*** Supplied data Section Begins ***
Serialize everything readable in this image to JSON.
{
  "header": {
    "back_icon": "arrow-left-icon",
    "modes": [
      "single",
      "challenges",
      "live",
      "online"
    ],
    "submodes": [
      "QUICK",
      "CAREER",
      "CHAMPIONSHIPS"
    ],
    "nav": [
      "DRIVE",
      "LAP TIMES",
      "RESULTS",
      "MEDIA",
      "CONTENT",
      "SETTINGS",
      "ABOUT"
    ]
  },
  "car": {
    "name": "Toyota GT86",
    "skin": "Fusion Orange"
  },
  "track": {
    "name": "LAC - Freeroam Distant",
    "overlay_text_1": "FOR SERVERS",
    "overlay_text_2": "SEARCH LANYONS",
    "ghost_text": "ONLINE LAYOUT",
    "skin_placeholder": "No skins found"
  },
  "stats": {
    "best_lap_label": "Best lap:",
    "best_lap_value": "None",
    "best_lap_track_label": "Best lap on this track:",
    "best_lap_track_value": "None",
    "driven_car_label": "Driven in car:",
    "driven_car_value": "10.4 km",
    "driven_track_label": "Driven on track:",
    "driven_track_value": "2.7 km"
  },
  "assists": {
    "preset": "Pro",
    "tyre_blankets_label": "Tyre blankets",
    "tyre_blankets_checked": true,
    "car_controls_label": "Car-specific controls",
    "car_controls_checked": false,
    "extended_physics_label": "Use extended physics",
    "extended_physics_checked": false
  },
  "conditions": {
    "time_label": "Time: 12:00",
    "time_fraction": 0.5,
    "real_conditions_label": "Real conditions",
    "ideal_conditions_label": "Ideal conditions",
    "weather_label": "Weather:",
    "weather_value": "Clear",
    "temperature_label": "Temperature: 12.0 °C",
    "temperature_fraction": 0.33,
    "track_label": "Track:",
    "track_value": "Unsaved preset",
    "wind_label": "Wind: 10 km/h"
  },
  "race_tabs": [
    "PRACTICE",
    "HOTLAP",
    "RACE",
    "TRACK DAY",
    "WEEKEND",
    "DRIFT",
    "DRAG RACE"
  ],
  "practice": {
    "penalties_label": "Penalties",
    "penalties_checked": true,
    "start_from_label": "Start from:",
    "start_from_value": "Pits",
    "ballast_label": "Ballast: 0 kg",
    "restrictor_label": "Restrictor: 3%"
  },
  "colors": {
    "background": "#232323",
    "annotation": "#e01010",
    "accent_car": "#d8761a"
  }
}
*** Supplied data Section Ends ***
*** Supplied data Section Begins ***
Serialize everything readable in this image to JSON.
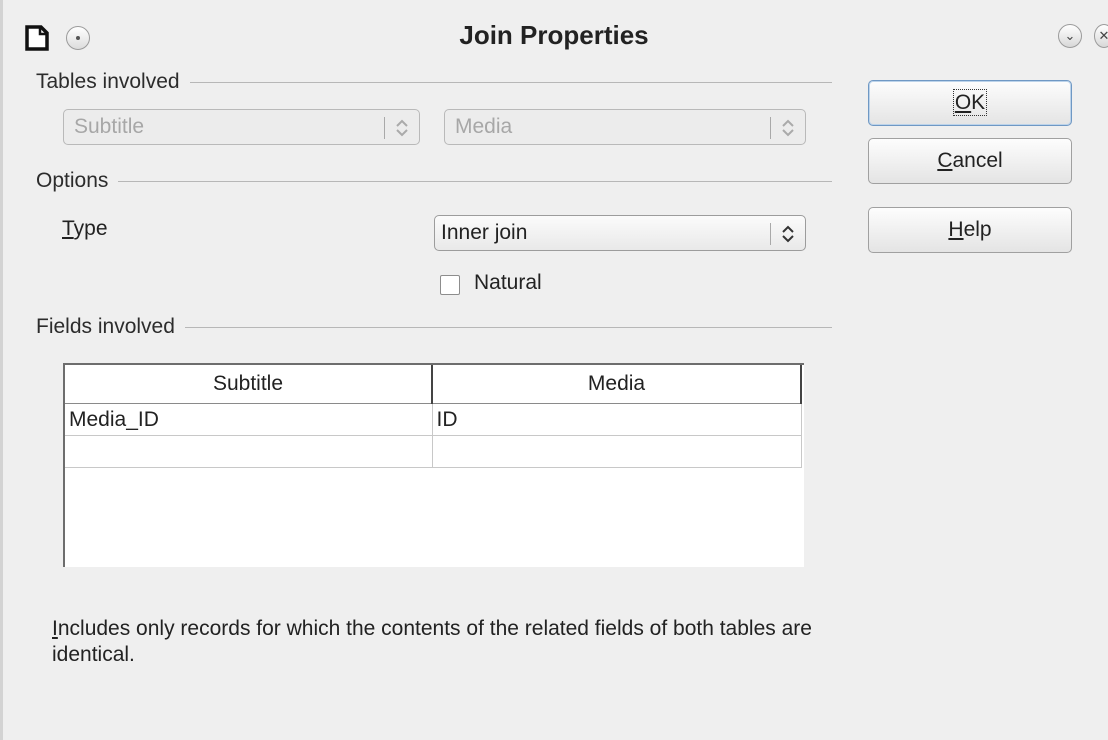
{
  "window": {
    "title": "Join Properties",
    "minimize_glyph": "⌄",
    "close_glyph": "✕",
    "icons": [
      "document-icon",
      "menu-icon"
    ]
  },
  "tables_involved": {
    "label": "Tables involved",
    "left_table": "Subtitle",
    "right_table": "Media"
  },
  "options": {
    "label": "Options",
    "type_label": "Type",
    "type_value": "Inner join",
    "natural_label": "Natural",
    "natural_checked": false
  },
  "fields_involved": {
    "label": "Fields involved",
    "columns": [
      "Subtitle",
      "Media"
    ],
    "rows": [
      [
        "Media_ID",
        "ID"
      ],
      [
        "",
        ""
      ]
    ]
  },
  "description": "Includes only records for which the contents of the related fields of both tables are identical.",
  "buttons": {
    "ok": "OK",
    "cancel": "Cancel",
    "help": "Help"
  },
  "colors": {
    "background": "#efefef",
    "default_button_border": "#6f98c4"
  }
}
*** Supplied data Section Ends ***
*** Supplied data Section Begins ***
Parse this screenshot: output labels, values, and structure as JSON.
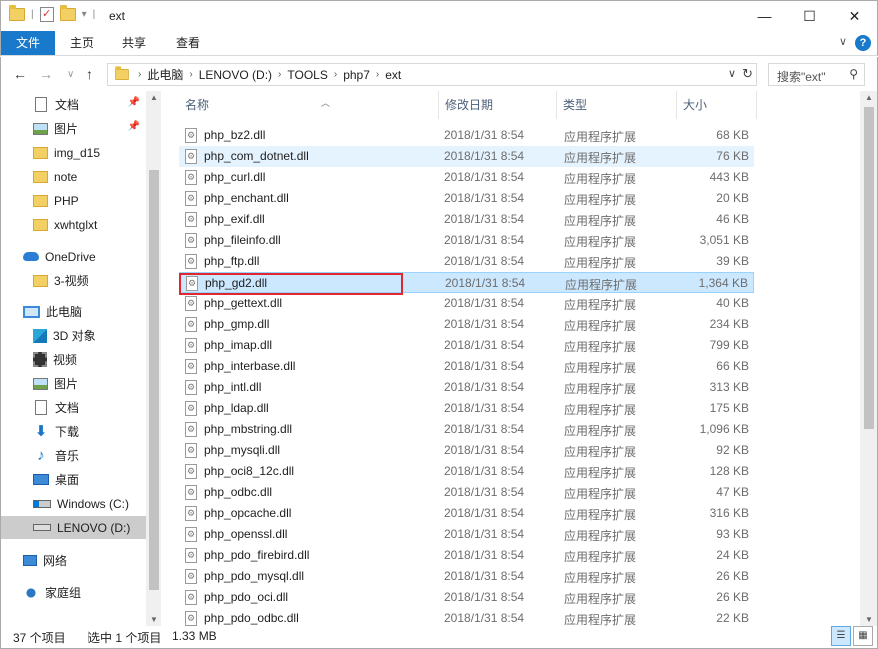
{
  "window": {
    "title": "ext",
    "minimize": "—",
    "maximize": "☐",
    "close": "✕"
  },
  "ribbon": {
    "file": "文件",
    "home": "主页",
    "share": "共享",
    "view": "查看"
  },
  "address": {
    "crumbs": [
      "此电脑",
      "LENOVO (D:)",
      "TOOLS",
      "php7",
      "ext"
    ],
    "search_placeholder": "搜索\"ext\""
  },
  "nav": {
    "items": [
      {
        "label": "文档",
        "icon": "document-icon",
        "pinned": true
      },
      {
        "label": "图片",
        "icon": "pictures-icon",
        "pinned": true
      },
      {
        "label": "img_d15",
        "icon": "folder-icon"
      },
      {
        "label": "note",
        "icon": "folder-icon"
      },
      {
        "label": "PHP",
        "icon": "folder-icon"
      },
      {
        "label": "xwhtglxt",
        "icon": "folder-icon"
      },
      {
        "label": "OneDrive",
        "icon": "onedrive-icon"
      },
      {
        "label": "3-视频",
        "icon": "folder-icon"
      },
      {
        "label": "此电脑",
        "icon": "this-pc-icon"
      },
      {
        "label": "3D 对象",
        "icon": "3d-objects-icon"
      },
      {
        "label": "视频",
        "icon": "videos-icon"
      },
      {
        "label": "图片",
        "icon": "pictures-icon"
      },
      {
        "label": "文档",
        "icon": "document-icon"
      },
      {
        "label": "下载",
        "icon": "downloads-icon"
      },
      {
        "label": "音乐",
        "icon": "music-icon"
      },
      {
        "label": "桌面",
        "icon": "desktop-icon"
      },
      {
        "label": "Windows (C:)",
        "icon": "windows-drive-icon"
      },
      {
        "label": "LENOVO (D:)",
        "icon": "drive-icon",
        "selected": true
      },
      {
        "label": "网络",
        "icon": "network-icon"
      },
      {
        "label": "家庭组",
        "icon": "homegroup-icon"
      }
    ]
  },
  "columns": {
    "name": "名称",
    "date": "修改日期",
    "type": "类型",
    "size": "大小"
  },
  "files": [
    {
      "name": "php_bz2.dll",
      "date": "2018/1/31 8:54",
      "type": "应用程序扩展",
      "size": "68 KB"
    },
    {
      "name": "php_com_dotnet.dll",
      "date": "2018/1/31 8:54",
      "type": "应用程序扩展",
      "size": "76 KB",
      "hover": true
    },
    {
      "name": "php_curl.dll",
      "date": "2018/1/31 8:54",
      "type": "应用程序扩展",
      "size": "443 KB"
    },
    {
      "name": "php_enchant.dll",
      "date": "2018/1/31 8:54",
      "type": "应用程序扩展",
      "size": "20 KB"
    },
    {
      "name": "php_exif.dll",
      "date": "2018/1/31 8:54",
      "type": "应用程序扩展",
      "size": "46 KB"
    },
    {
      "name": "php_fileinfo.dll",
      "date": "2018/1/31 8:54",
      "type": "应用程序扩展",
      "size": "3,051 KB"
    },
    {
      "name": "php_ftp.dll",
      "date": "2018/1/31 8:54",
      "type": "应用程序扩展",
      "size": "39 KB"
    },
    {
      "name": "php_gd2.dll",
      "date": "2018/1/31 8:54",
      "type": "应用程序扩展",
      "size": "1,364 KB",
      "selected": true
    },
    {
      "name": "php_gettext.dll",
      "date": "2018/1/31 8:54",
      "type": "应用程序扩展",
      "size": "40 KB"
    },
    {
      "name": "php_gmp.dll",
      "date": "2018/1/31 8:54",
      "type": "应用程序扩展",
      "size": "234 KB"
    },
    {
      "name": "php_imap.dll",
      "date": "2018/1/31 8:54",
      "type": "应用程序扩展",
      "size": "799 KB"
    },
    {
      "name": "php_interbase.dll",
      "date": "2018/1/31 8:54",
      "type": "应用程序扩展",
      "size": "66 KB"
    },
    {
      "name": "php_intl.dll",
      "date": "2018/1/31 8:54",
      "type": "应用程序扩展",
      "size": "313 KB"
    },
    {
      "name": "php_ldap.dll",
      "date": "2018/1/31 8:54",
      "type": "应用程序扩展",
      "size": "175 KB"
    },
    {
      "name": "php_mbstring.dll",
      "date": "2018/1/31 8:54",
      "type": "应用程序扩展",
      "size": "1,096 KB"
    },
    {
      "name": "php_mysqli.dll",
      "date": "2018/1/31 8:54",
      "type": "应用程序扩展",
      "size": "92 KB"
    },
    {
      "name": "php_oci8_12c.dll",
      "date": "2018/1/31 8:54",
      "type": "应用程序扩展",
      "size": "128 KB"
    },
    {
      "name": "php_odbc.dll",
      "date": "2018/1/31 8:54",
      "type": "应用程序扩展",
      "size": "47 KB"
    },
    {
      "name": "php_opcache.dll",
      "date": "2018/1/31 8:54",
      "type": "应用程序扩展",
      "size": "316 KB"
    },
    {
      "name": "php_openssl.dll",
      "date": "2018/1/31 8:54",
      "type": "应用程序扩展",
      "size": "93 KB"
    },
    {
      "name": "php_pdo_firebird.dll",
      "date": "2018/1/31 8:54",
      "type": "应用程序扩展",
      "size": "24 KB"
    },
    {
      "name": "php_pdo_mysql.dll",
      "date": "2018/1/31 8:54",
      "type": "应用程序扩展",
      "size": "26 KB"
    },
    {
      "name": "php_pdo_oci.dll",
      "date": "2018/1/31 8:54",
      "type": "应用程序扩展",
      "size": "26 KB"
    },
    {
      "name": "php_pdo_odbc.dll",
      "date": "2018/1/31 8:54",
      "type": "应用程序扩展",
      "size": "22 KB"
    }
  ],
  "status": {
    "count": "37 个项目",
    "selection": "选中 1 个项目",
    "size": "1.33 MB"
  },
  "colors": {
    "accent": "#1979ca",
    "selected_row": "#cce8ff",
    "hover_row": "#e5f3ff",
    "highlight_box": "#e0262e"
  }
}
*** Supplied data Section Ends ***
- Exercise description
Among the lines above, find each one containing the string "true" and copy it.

- The completed task
    "tyre_blankets_checked": true,
    "penalties_checked": true,
        "pinned": true
        "pinned": true
        "selected": true
      "hover": true
      "selected": true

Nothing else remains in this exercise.